- _WORK ORDER_
The listing that follows should be duplicated character for character.
*** LISTED RECORDS Section Begins ***
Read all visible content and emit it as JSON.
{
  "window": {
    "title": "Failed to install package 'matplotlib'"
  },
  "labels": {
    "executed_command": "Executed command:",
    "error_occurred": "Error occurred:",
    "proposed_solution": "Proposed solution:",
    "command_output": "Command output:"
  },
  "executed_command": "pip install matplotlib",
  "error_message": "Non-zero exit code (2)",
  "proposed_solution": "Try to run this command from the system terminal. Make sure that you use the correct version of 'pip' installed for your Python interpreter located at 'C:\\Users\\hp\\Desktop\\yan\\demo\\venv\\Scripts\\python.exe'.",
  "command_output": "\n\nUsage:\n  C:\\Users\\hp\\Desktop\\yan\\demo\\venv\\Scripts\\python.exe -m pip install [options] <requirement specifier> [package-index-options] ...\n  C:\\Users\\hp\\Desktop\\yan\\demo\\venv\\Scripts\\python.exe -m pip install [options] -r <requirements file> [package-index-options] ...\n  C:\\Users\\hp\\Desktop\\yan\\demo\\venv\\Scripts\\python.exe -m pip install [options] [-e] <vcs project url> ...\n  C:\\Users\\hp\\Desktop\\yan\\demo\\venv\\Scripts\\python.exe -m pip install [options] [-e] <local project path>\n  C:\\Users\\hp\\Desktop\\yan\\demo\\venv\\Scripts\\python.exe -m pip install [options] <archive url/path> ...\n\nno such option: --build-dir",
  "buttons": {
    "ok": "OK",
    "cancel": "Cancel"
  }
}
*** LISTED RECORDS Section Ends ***
- _ANSWER TO THIS TASK_
Read all visible content and emit it as JSON.
{
  "window": {
    "title": "Failed to install package 'matplotlib'"
  },
  "labels": {
    "executed_command": "Executed command:",
    "error_occurred": "Error occurred:",
    "proposed_solution": "Proposed solution:",
    "command_output": "Command output:"
  },
  "executed_command": "pip install matplotlib",
  "error_message": "Non-zero exit code (2)",
  "proposed_solution": "Try to run this command from the system terminal. Make sure that you use the correct version of 'pip' installed for your Python interpreter located at 'C:\\Users\\hp\\Desktop\\yan\\demo\\venv\\Scripts\\python.exe'.",
  "command_output": "\n\nUsage:\n  C:\\Users\\hp\\Desktop\\yan\\demo\\venv\\Scripts\\python.exe -m pip install [options] <requirement specifier> [package-index-options] ...\n  C:\\Users\\hp\\Desktop\\yan\\demo\\venv\\Scripts\\python.exe -m pip install [options] -r <requirements file> [package-index-options] ...\n  C:\\Users\\hp\\Desktop\\yan\\demo\\venv\\Scripts\\python.exe -m pip install [options] [-e] <vcs project url> ...\n  C:\\Users\\hp\\Desktop\\yan\\demo\\venv\\Scripts\\python.exe -m pip install [options] [-e] <local project path>\n  C:\\Users\\hp\\Desktop\\yan\\demo\\venv\\Scripts\\python.exe -m pip install [options] <archive url/path> ...\n\nno such option: --build-dir",
  "buttons": {
    "ok": "OK",
    "cancel": "Cancel"
  }
}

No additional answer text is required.